▸ **Exercise aim**
Count every line in the records below that contains the string "wishlist". Report that number alone.

[[ Records provided, beginning ]]

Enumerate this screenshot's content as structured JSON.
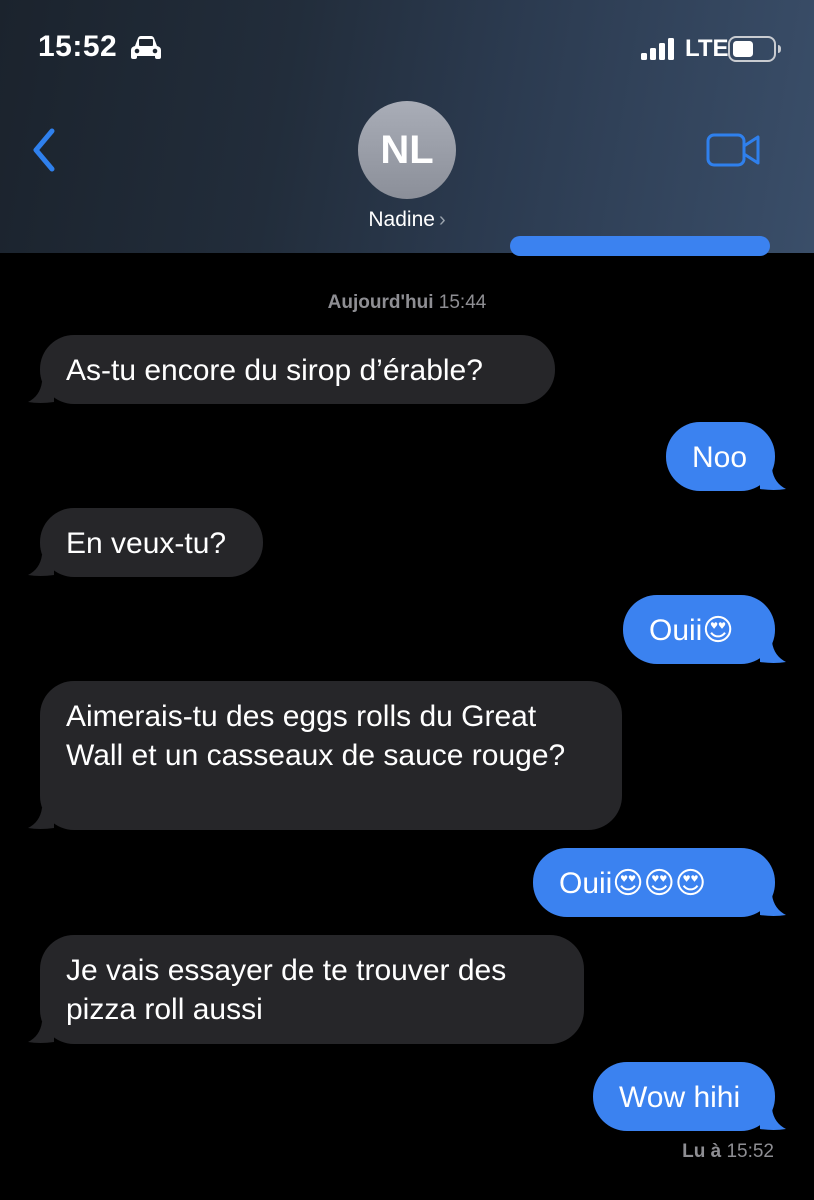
{
  "status_bar": {
    "time": "15:52",
    "network": "LTE"
  },
  "header": {
    "avatar_initials": "NL",
    "contact_name": "Nadine",
    "name_chevron": "›"
  },
  "conversation": {
    "timestamp_day": "Aujourd'hui",
    "timestamp_time": "15:44",
    "messages": [
      {
        "from": "them",
        "text": "As-tu encore du sirop d’érable?"
      },
      {
        "from": "me",
        "text": "Noo"
      },
      {
        "from": "them",
        "text": "En veux-tu?"
      },
      {
        "from": "me",
        "text": "Ouii😍"
      },
      {
        "from": "them",
        "text": "Aimerais-tu des eggs rolls du Great Wall et un casseaux de sauce rouge?"
      },
      {
        "from": "me",
        "text": "Ouii😍😍😍"
      },
      {
        "from": "them",
        "text": "Je vais essayer de te trouver des pizza roll aussi"
      },
      {
        "from": "me",
        "text": "Wow hihi"
      }
    ],
    "read_label": "Lu à",
    "read_time": "15:52"
  },
  "colors": {
    "accent_blue": "#3b82f0",
    "incoming_bubble": "#262629",
    "icon_blue": "#2f80ed"
  }
}
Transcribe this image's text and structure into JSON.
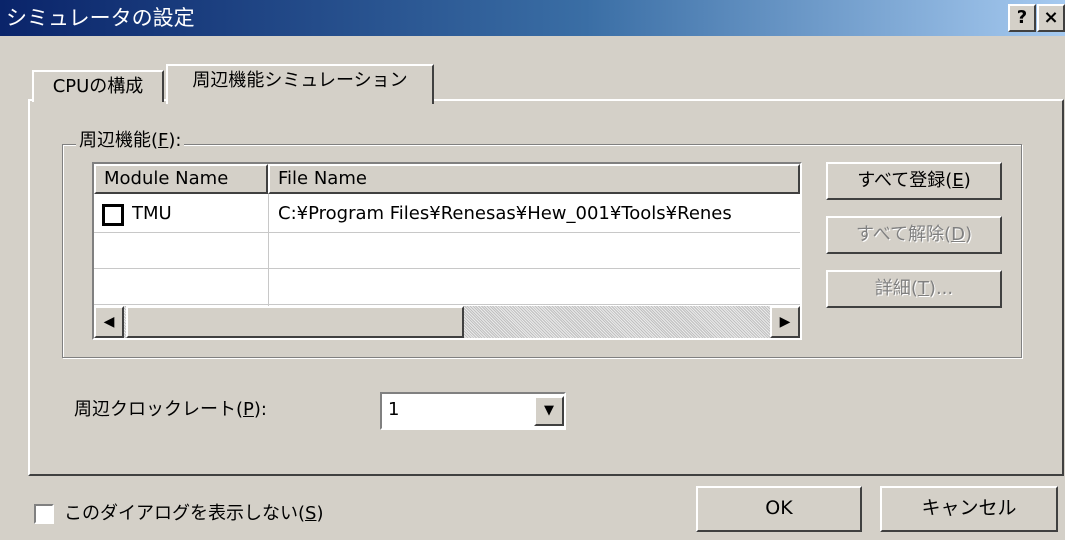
{
  "window": {
    "title": "シミュレータの設定",
    "help_glyph": "?",
    "close_glyph": "×"
  },
  "tabs": [
    {
      "label": "CPUの構成",
      "selected": false
    },
    {
      "label": "周辺機能シミュレーション",
      "selected": true
    }
  ],
  "peripheral_group": {
    "label_pre": "周辺機能(",
    "label_key": "F",
    "label_post": "):",
    "columns": [
      "Module Name",
      "File Name"
    ],
    "rows": [
      {
        "checked": false,
        "module": "TMU",
        "file": "C:¥Program Files¥Renesas¥Hew_001¥Tools¥Renes"
      }
    ]
  },
  "side_buttons": [
    {
      "pre": "すべて登録(",
      "key": "E",
      "post": ")",
      "enabled": true
    },
    {
      "pre": "すべて解除(",
      "key": "D",
      "post": ")",
      "enabled": false
    },
    {
      "pre": "詳細(",
      "key": "T",
      "post": ")...",
      "enabled": false
    }
  ],
  "clock_rate": {
    "label_pre": "周辺クロックレート(",
    "label_key": "P",
    "label_post": "):",
    "value": "1"
  },
  "footer": {
    "dont_show_pre": "このダイアログを表示しない(",
    "dont_show_key": "S",
    "dont_show_post": ")",
    "dont_show_checked": false,
    "ok_label": "OK",
    "cancel_label": "キャンセル"
  },
  "colors": {
    "title_start": "#0a246a",
    "title_end": "#a6caf0",
    "face": "#d4d0c8"
  }
}
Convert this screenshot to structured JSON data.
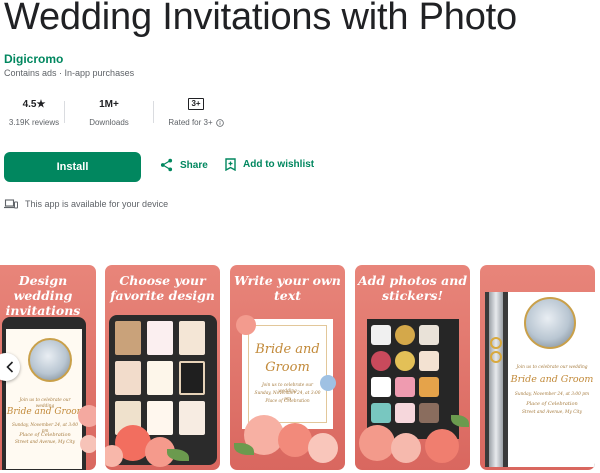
{
  "app": {
    "title": "Wedding Invitations with Photo",
    "developer": "Digicromo",
    "notes": "Contains ads · In-app purchases"
  },
  "stats": {
    "rating": "4.5★",
    "reviews": "3.19K reviews",
    "downloads_value": "1M+",
    "downloads_label": "Downloads",
    "content_rating_badge": "3+",
    "content_rating_label": "Rated for 3+"
  },
  "actions": {
    "install": "Install",
    "share": "Share",
    "wishlist": "Add to wishlist"
  },
  "availability": "This app is available for your device",
  "screenshots": [
    {
      "caption": "Design wedding invitations"
    },
    {
      "caption": "Choose your favorite design"
    },
    {
      "caption": "Write your own text"
    },
    {
      "caption": "Add photos and stickers!"
    },
    {
      "caption": ""
    }
  ],
  "invite": {
    "line1": "Join us to celebrate our wedding",
    "names": "Bride and Groom",
    "date": "Sunday, November 24, at 3:00 pm",
    "place": "Place of Celebration",
    "address": "Street and Avenue, My City"
  },
  "colors": {
    "accent": "#01875f",
    "screenshot_bg": "#e0776d",
    "gold": "#c28a3a"
  },
  "icons": {
    "share": "share-icon",
    "wishlist": "bookmark-add-icon",
    "device": "laptop-phone-icon",
    "info": "info-icon",
    "prev": "chevron-left-icon"
  }
}
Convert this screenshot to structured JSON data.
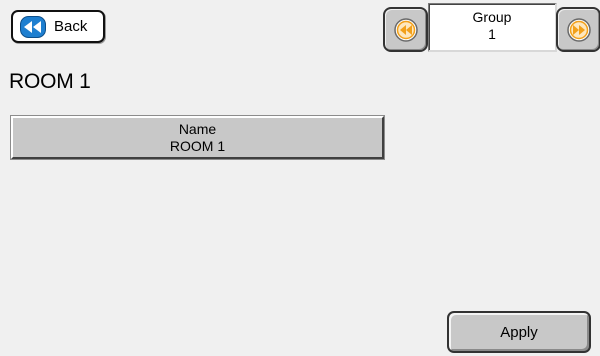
{
  "back_button": {
    "label": "Back",
    "icon": "rewind-icon"
  },
  "page_title": "ROOM 1",
  "group": {
    "label": "Group",
    "value": "1",
    "prev_icon": "rewind-icon",
    "next_icon": "fast-forward-icon"
  },
  "name_field": {
    "label": "Name",
    "value": "ROOM 1"
  },
  "apply_button": {
    "label": "Apply"
  },
  "colors": {
    "background": "#f0f0f0",
    "button_face": "#c8c8c8",
    "icon_blue": "#1e7fd0",
    "icon_orange": "#f2a01a"
  }
}
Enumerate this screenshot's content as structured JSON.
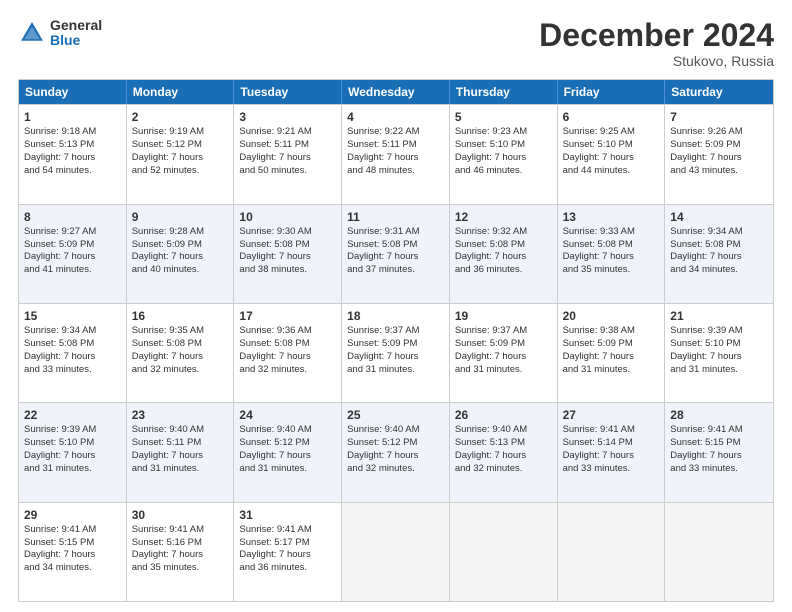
{
  "logo": {
    "general": "General",
    "blue": "Blue"
  },
  "header": {
    "month": "December 2024",
    "location": "Stukovo, Russia"
  },
  "days": [
    "Sunday",
    "Monday",
    "Tuesday",
    "Wednesday",
    "Thursday",
    "Friday",
    "Saturday"
  ],
  "weeks": [
    [
      {
        "day": 1,
        "lines": [
          "Sunrise: 9:18 AM",
          "Sunset: 5:13 PM",
          "Daylight: 7 hours",
          "and 54 minutes."
        ]
      },
      {
        "day": 2,
        "lines": [
          "Sunrise: 9:19 AM",
          "Sunset: 5:12 PM",
          "Daylight: 7 hours",
          "and 52 minutes."
        ]
      },
      {
        "day": 3,
        "lines": [
          "Sunrise: 9:21 AM",
          "Sunset: 5:11 PM",
          "Daylight: 7 hours",
          "and 50 minutes."
        ]
      },
      {
        "day": 4,
        "lines": [
          "Sunrise: 9:22 AM",
          "Sunset: 5:11 PM",
          "Daylight: 7 hours",
          "and 48 minutes."
        ]
      },
      {
        "day": 5,
        "lines": [
          "Sunrise: 9:23 AM",
          "Sunset: 5:10 PM",
          "Daylight: 7 hours",
          "and 46 minutes."
        ]
      },
      {
        "day": 6,
        "lines": [
          "Sunrise: 9:25 AM",
          "Sunset: 5:10 PM",
          "Daylight: 7 hours",
          "and 44 minutes."
        ]
      },
      {
        "day": 7,
        "lines": [
          "Sunrise: 9:26 AM",
          "Sunset: 5:09 PM",
          "Daylight: 7 hours",
          "and 43 minutes."
        ]
      }
    ],
    [
      {
        "day": 8,
        "lines": [
          "Sunrise: 9:27 AM",
          "Sunset: 5:09 PM",
          "Daylight: 7 hours",
          "and 41 minutes."
        ]
      },
      {
        "day": 9,
        "lines": [
          "Sunrise: 9:28 AM",
          "Sunset: 5:09 PM",
          "Daylight: 7 hours",
          "and 40 minutes."
        ]
      },
      {
        "day": 10,
        "lines": [
          "Sunrise: 9:30 AM",
          "Sunset: 5:08 PM",
          "Daylight: 7 hours",
          "and 38 minutes."
        ]
      },
      {
        "day": 11,
        "lines": [
          "Sunrise: 9:31 AM",
          "Sunset: 5:08 PM",
          "Daylight: 7 hours",
          "and 37 minutes."
        ]
      },
      {
        "day": 12,
        "lines": [
          "Sunrise: 9:32 AM",
          "Sunset: 5:08 PM",
          "Daylight: 7 hours",
          "and 36 minutes."
        ]
      },
      {
        "day": 13,
        "lines": [
          "Sunrise: 9:33 AM",
          "Sunset: 5:08 PM",
          "Daylight: 7 hours",
          "and 35 minutes."
        ]
      },
      {
        "day": 14,
        "lines": [
          "Sunrise: 9:34 AM",
          "Sunset: 5:08 PM",
          "Daylight: 7 hours",
          "and 34 minutes."
        ]
      }
    ],
    [
      {
        "day": 15,
        "lines": [
          "Sunrise: 9:34 AM",
          "Sunset: 5:08 PM",
          "Daylight: 7 hours",
          "and 33 minutes."
        ]
      },
      {
        "day": 16,
        "lines": [
          "Sunrise: 9:35 AM",
          "Sunset: 5:08 PM",
          "Daylight: 7 hours",
          "and 32 minutes."
        ]
      },
      {
        "day": 17,
        "lines": [
          "Sunrise: 9:36 AM",
          "Sunset: 5:08 PM",
          "Daylight: 7 hours",
          "and 32 minutes."
        ]
      },
      {
        "day": 18,
        "lines": [
          "Sunrise: 9:37 AM",
          "Sunset: 5:09 PM",
          "Daylight: 7 hours",
          "and 31 minutes."
        ]
      },
      {
        "day": 19,
        "lines": [
          "Sunrise: 9:37 AM",
          "Sunset: 5:09 PM",
          "Daylight: 7 hours",
          "and 31 minutes."
        ]
      },
      {
        "day": 20,
        "lines": [
          "Sunrise: 9:38 AM",
          "Sunset: 5:09 PM",
          "Daylight: 7 hours",
          "and 31 minutes."
        ]
      },
      {
        "day": 21,
        "lines": [
          "Sunrise: 9:39 AM",
          "Sunset: 5:10 PM",
          "Daylight: 7 hours",
          "and 31 minutes."
        ]
      }
    ],
    [
      {
        "day": 22,
        "lines": [
          "Sunrise: 9:39 AM",
          "Sunset: 5:10 PM",
          "Daylight: 7 hours",
          "and 31 minutes."
        ]
      },
      {
        "day": 23,
        "lines": [
          "Sunrise: 9:40 AM",
          "Sunset: 5:11 PM",
          "Daylight: 7 hours",
          "and 31 minutes."
        ]
      },
      {
        "day": 24,
        "lines": [
          "Sunrise: 9:40 AM",
          "Sunset: 5:12 PM",
          "Daylight: 7 hours",
          "and 31 minutes."
        ]
      },
      {
        "day": 25,
        "lines": [
          "Sunrise: 9:40 AM",
          "Sunset: 5:12 PM",
          "Daylight: 7 hours",
          "and 32 minutes."
        ]
      },
      {
        "day": 26,
        "lines": [
          "Sunrise: 9:40 AM",
          "Sunset: 5:13 PM",
          "Daylight: 7 hours",
          "and 32 minutes."
        ]
      },
      {
        "day": 27,
        "lines": [
          "Sunrise: 9:41 AM",
          "Sunset: 5:14 PM",
          "Daylight: 7 hours",
          "and 33 minutes."
        ]
      },
      {
        "day": 28,
        "lines": [
          "Sunrise: 9:41 AM",
          "Sunset: 5:15 PM",
          "Daylight: 7 hours",
          "and 33 minutes."
        ]
      }
    ],
    [
      {
        "day": 29,
        "lines": [
          "Sunrise: 9:41 AM",
          "Sunset: 5:15 PM",
          "Daylight: 7 hours",
          "and 34 minutes."
        ]
      },
      {
        "day": 30,
        "lines": [
          "Sunrise: 9:41 AM",
          "Sunset: 5:16 PM",
          "Daylight: 7 hours",
          "and 35 minutes."
        ]
      },
      {
        "day": 31,
        "lines": [
          "Sunrise: 9:41 AM",
          "Sunset: 5:17 PM",
          "Daylight: 7 hours",
          "and 36 minutes."
        ]
      },
      null,
      null,
      null,
      null
    ]
  ]
}
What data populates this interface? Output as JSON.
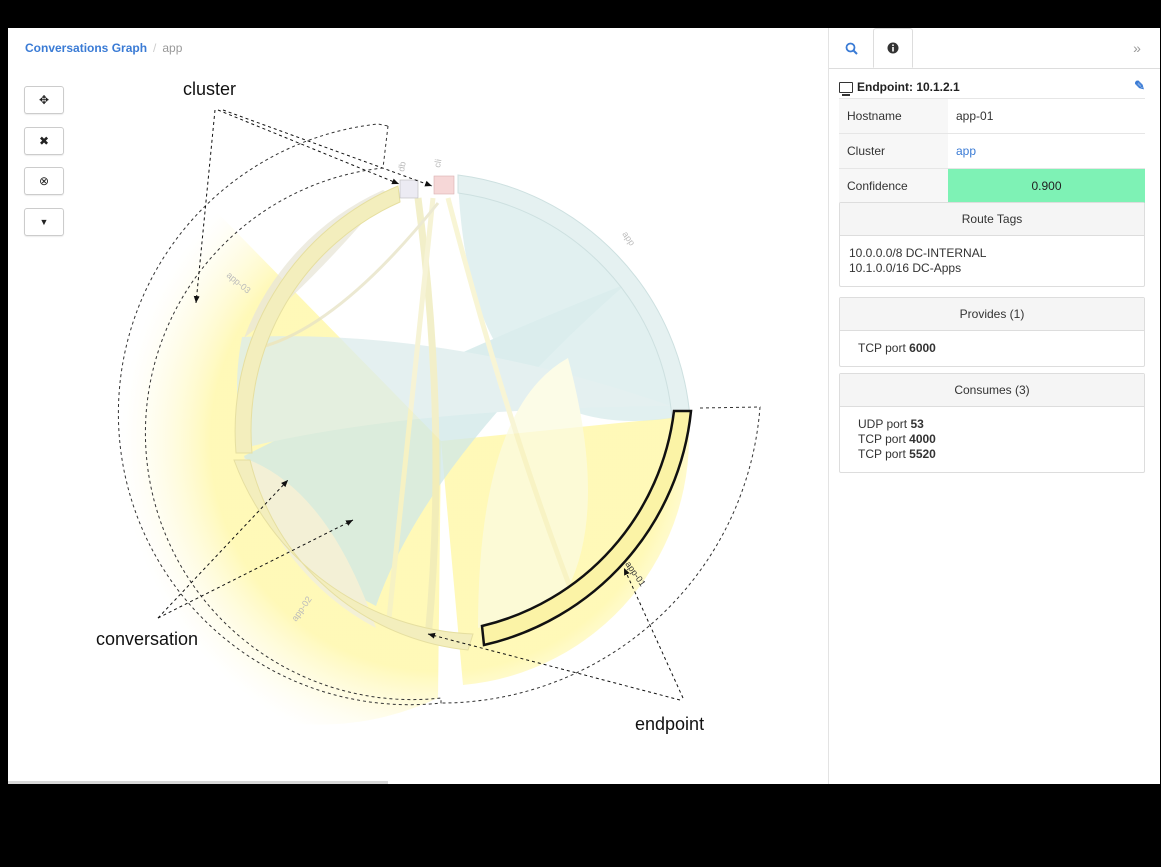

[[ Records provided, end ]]

▸ **Problem solution**
2